  • Qinqin Xu (Contributor)
  • Chang Xin Shi (Contributor)
  • James Zhu (Contributor)
  • Ye Xu (Contributor)
  • Yuanxiao Zhu (Contributor)
  • A. Keith Stewart (Contributor)
  • Xiu-bao Chang (Contributor)
  • Moulun Luo (Contributor)
  • Patrick Erickson (Contributor)
  • Yue-xian Hou (Contributor)
  • Paul Langlais (Contributor)
  • Lawrence J. Mandarino (Arizona State University, Mayo Clinic Scottsdale AZ) (Contributor)

Dataset

Description

Abstract Background Immunomodulatory drugs (IMiDs), such as lenalidomide, are therapeutically active compounds that bind and modulate the E3 ubiquitin ligase substrate recruiter cereblon, thereby affect steady-state levels of cereblon and cereblon binding partners, such as ikaros and aiolos, and induce many cellular responses, including cytotoxicity to multiple myeloma (MM) cells.

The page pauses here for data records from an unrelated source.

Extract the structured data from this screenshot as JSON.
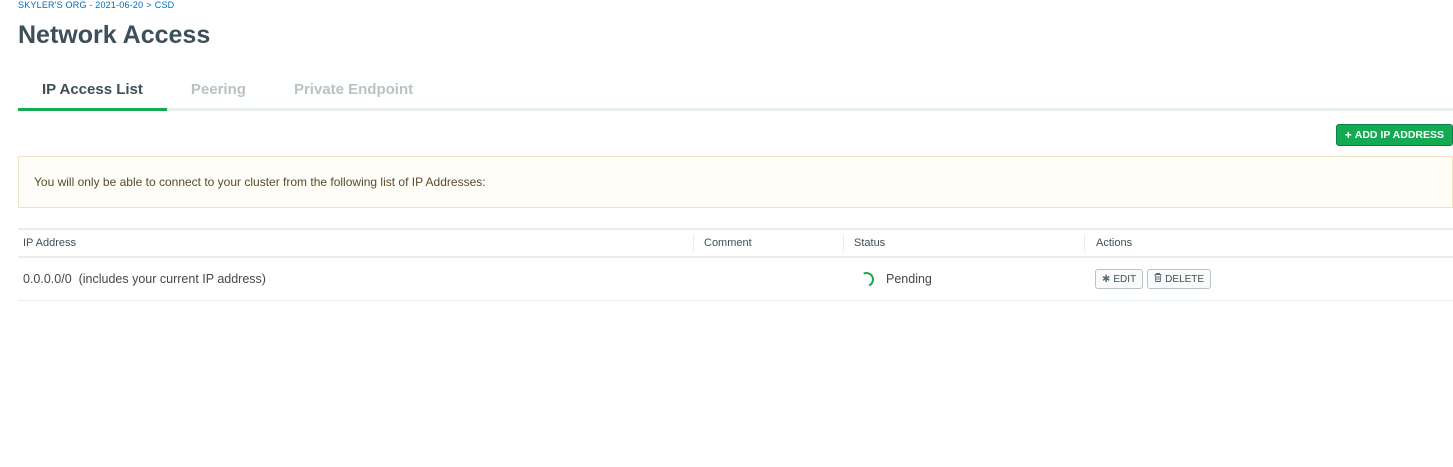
{
  "breadcrumb": {
    "org": "SKYLER'S ORG - 2021-06-20",
    "separator": ">",
    "project": "CSD"
  },
  "page": {
    "title": "Network Access"
  },
  "tabs": [
    {
      "label": "IP Access List",
      "active": true
    },
    {
      "label": "Peering",
      "active": false
    },
    {
      "label": "Private Endpoint",
      "active": false
    }
  ],
  "toolbar": {
    "add_icon": "+",
    "add_label": "ADD IP ADDRESS"
  },
  "banner": {
    "text": "You will only be able to connect to your cluster from the following list of IP Addresses:"
  },
  "table": {
    "columns": [
      "IP Address",
      "Comment",
      "Status",
      "Actions"
    ],
    "rows": [
      {
        "ip": "0.0.0.0/0  (includes your current IP address)",
        "comment": "",
        "status": "Pending",
        "edit_label": "EDIT",
        "delete_label": "DELETE"
      }
    ]
  },
  "icons": {
    "edit": "gear-icon",
    "delete": "trash-icon",
    "status": "spinner-icon"
  },
  "colors": {
    "accent": "#13aa52",
    "link": "#006cbc",
    "banner_bg": "#fefdf7"
  }
}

Nevertheless, it takes many days for MM cells to die after IMiD induced depletion of ikaros and aiolos and thus we searched for other cereblon binding partners that participate in IMiD cytotoxicity. Methods Cereblon binding partners were identified from a MM cell line expressing histidine-tagged cereblon by pulling down cereblon and its binding partners and verified by co-immunoprecipitation. IMiD effects were determined by western blot analysis, cell viability assay, microRNA array and apoptosis analysis. Results We identified argonaute 2 (AGO2) as a cereblon binding partner and found that the steady-state levels of AGO2 were regulated by cereblon. Upon treatment of IMiD-sensitive MM cells with lenalidomide, the steady-state levels of cereblon were significantly increased, whereas levels of AGO2 were significantly decreased. It has been reported that AGO2 plays a pivotal role in microRNA maturation and function. Interestingly, upon treatment of MM cells with lenalidomide, the steady-state levels of microRNAs were significantly altered. In addition, silencing of AGO2 in MM cells, regardless of sensitivity to IMiDs, significantly decreased the levels of AGO2 and microRNAs and massively induced cell death. Conclusion These results support the notion that the cereblon binding partner AGO2 plays an important role in regulating MM cell growth and survival and AGO2 could be considered as a novel drug target for overcoming IMiD resistance in MM cells.
Date made availableMay 3 2016
Publisherfigshare Academic Research System

Cite this